> About this task:
Say how many of the lines below hold "data", writing the number and nothing more.

> Exercise inputs:
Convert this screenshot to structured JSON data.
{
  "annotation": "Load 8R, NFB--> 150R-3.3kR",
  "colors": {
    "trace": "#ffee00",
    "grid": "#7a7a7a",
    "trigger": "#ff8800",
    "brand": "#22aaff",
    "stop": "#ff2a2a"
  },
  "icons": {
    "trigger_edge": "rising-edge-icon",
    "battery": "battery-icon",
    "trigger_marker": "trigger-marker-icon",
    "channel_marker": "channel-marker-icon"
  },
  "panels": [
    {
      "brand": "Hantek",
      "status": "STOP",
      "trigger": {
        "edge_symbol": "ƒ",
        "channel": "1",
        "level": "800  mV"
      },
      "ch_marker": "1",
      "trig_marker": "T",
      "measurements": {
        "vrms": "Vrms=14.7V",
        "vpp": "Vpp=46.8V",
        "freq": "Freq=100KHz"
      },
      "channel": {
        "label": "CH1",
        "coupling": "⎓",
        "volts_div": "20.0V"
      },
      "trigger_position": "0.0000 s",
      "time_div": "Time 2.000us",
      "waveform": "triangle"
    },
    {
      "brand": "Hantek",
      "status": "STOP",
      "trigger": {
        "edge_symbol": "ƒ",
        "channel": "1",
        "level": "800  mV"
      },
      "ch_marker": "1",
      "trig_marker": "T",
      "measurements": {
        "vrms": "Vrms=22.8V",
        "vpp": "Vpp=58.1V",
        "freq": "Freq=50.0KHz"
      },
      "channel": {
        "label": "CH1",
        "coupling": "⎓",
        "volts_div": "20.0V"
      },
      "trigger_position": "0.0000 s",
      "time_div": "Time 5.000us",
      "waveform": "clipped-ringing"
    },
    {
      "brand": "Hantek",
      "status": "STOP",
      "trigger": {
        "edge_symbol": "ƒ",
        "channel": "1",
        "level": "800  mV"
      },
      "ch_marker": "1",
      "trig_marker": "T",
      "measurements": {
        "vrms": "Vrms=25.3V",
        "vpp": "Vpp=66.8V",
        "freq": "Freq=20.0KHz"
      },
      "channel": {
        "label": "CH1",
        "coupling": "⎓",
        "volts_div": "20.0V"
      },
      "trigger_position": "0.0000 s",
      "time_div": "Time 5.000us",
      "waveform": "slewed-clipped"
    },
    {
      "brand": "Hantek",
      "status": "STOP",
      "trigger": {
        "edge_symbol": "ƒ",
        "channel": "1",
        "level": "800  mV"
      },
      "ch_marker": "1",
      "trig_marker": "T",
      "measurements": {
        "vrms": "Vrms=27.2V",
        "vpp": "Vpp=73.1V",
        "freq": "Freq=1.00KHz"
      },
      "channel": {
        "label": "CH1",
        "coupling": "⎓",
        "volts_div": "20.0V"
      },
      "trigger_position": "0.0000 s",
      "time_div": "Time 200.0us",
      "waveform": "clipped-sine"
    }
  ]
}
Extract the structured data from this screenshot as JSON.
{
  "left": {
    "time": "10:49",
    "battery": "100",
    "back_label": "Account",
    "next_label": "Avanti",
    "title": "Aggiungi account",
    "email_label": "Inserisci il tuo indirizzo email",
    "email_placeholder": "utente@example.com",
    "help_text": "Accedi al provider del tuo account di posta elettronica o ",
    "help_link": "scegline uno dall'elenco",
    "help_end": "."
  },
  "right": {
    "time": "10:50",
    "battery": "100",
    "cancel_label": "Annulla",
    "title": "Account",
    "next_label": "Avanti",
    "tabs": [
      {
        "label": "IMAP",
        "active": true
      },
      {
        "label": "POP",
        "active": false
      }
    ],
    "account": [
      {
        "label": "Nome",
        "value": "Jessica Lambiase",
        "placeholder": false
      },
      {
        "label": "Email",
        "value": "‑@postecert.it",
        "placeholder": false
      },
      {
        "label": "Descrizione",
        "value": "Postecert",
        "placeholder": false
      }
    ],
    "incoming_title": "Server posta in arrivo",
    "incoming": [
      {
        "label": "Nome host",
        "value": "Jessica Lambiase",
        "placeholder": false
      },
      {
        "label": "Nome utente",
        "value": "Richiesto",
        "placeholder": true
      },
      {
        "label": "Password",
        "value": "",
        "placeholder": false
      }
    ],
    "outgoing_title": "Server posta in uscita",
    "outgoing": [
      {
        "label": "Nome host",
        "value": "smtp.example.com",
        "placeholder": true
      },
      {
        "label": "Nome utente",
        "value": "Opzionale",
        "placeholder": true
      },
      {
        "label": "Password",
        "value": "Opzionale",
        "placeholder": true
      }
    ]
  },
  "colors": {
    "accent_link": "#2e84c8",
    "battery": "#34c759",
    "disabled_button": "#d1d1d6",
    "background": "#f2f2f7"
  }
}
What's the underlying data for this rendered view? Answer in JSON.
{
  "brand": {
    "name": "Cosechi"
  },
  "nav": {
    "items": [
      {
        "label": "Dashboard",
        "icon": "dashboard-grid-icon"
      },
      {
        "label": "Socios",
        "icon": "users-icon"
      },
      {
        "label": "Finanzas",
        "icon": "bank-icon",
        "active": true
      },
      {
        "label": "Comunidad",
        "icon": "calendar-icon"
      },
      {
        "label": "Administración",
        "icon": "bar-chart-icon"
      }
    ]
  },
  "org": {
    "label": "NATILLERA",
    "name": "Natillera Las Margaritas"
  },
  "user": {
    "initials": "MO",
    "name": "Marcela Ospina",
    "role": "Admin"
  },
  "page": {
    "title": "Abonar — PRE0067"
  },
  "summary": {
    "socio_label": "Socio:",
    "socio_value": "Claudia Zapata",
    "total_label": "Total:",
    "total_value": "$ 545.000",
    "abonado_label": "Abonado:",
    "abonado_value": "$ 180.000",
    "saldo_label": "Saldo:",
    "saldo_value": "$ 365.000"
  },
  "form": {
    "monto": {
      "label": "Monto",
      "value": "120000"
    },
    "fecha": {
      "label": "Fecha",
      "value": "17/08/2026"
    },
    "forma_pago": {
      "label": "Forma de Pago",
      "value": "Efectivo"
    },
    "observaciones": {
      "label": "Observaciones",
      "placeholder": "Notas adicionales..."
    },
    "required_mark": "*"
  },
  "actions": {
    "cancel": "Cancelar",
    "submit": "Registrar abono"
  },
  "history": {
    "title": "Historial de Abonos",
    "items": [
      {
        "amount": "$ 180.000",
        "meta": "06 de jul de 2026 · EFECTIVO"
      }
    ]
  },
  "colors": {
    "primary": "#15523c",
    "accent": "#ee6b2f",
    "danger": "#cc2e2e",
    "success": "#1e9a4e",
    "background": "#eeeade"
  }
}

> Exercise result:
3